By Mary E. Gallagher
This spring, a series of well-coordinated and successful strikes in foreign-invested enterprises in China made headlines all around the world. Young migrant workers openly and forcefully articulated demands for higher wages, better representation, and more consideration of their “spiritual” and mental well-being. These demands have led to increased speculation that China’s current economic boom is winding down, as its growth strategy founded in part on cheap migrant labor from rural areas faces domestic and international difficulties.
This is not the first time that Chinese workers have openly protested for higher wages, better treatment, and more job security. What makes this period more important and potentially much more consequential is the confluence of demographic, social and political trends that have increased the bargaining power of employees for the first time in two decades. Workers are now protesting in a position of relative strength after a long period of perceiving that the economic and political trends were against them.

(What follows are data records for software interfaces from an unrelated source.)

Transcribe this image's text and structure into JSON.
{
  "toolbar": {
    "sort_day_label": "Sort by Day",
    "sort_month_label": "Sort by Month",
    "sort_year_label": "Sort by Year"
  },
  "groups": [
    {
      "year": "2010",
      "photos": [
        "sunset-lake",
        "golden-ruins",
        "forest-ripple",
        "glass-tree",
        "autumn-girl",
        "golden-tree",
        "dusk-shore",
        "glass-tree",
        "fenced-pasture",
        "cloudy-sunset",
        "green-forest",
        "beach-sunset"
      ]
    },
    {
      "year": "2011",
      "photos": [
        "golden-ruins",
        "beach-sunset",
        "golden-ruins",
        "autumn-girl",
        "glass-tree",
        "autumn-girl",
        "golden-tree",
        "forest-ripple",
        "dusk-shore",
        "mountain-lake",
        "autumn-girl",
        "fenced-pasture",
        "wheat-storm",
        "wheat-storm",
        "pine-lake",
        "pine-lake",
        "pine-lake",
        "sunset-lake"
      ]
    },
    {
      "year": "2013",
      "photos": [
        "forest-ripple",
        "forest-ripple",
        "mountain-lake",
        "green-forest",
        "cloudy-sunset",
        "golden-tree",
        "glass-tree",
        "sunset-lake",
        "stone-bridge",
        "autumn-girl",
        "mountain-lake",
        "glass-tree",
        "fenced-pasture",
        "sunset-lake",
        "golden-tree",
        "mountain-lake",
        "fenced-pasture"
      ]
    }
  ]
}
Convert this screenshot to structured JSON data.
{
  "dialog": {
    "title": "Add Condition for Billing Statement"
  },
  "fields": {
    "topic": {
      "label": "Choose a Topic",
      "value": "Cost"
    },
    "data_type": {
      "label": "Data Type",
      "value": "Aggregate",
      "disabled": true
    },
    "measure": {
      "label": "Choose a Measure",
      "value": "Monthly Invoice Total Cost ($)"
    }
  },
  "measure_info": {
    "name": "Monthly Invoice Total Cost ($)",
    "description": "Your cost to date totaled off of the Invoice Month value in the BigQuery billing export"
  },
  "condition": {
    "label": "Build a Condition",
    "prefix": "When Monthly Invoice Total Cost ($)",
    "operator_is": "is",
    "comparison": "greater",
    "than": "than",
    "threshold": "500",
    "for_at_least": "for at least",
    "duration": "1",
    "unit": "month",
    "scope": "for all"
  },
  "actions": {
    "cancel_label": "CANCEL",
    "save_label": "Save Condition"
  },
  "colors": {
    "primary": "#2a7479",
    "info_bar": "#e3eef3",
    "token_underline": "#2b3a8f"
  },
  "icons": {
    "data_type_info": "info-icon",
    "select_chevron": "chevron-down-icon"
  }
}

Travelling to China three different times this summer has offered me some time to observe this phenomenon from different locations, different perspectives, and in different points of time – when large strikes were still occurring in June to now in late August where strike activity has quieted down. Foxconn’s management just unleashed their 50,000 strong “worker party” with domestic and international media showing bizarre photos of underpaid workers holding up posters of Terry Guo that say “Love Me, Love You, Love Terry.” New Life Movement ideology combines with the CCP’s “your factory is home” propaganda to create a mishmash of capitalist company-driven paternalism and “work-unit socialism:” low pay, Taylorist work organization, company control and oversight of a worker’s life, but without the security and benefits of the now quaint “iron-rice bowl.”